With a start time of 6:30 a.m., I wasn’t too excited about going to this morning Coaches vs. Cancer event given that we’ll be working until midnight at Hoosier Hysteria and then get up early tomorrow to drive to East Lansing.
But I’m glad I went.
The breakfast drew about 200 people at $100 a head and apparently – get this – the people participating in an auction at the end have considerably more money than I do (which is really good news for the American Cancer Society).
An opportunity to be “Coach for a Game” with seats behind the IU bench went for $4,000 in the auction. A chance to play 18 holes of golf with Kelvin Sampson went for $2,500. Three people paid $1,000 each for basketballs autographed by Sampson. In all, seven items were auctioned for $10,500.
The event raised $49,000 to benefit cancer research, education and programs.
“We know by ourselves we cannot be the difference,” said Sampson, whose mother has survived a battle with colon cancer. “But when I look at all of you, we can say we are helping.”
The event grew emotional when Laura Dolby, wife of former IU basketball chaplain Galen Dolby, spoke to the audience in place of her husband who had planned to be there but died last week at 53 after a long battle with kidney cancer.
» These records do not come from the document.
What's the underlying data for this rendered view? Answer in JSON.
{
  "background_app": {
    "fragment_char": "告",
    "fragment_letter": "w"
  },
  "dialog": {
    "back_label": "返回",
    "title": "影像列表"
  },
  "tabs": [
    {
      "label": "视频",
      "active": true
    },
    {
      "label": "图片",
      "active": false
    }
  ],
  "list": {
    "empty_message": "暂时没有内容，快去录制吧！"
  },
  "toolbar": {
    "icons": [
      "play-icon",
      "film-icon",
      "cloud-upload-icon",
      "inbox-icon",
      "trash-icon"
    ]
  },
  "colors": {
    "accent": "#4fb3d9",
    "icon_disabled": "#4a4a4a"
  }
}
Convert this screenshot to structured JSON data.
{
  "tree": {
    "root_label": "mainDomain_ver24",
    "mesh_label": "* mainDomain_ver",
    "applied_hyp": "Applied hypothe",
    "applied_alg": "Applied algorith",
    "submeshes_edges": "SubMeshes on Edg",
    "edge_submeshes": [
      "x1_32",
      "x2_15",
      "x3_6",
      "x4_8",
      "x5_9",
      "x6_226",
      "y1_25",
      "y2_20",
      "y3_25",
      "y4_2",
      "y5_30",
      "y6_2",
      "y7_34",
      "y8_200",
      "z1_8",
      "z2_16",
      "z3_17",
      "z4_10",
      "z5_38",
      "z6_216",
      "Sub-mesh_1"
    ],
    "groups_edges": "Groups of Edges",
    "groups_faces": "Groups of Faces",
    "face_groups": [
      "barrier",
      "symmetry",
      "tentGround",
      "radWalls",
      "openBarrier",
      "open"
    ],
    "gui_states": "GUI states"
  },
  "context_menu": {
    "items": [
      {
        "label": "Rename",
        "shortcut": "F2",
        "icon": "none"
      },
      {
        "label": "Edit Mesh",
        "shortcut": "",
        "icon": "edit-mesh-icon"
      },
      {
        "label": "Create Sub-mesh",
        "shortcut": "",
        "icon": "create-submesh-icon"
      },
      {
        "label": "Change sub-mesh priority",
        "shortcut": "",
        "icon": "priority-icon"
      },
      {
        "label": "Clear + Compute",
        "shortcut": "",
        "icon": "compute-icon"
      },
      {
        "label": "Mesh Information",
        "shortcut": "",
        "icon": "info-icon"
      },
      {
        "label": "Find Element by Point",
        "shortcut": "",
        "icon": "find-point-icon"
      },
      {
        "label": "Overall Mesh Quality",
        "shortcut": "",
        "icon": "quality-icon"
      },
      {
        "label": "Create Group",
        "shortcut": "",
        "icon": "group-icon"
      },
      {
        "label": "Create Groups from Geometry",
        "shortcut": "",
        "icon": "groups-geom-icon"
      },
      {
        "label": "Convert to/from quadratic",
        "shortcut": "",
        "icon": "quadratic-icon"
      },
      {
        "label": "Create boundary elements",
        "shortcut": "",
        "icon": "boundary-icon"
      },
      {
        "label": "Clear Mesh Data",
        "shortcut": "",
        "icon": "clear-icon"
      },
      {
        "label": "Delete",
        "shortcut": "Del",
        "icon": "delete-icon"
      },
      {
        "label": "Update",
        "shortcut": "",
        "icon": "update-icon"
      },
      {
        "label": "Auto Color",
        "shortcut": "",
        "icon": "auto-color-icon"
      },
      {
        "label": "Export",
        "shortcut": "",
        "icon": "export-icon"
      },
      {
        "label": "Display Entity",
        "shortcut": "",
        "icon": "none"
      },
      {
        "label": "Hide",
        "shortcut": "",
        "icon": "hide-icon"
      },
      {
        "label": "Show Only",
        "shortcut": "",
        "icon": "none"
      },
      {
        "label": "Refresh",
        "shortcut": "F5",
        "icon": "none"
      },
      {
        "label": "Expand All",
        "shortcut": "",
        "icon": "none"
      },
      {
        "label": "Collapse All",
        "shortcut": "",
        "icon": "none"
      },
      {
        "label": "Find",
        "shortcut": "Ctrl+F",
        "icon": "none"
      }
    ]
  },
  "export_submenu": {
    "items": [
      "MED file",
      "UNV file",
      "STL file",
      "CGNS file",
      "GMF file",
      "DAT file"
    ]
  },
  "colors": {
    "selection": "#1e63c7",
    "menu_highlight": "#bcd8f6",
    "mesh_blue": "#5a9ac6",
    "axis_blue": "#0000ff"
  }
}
Laura Dolby talked about her husband’s long-time love of IU basketball and the wonderful times he’d had as a fan and chaplain. She also talked about how he’d hoped to grow old with her, to see his oldest daughter get married and to watch his son graduate from college, but he won’t be around for any of those things because of cancer.
Former IU players Brian Evans and Dan Dakich told the crowd how much they admired the courage of Laura Dolby in sharing her husband’s story and of Jane Hoeppner who attended the breakfast and has been an inspiration to many with the strength in which she’s handled the loss of her husband Terry to cancer.
“Terry Hoeppner is no longer here. Galen Dolby is no longer here,” Sampson said. “But maybe we can save your or someone you love. That’s why we’re here.”
Sampson said IU’s Coaches vs. Cancer breakfast will become an annual event that will grow until it is the biggest such event at any university in the country. Since its inception in 1993, more than 500 coaches and their wives have raised nearly $40 million through the Coaches vs. Cancer program.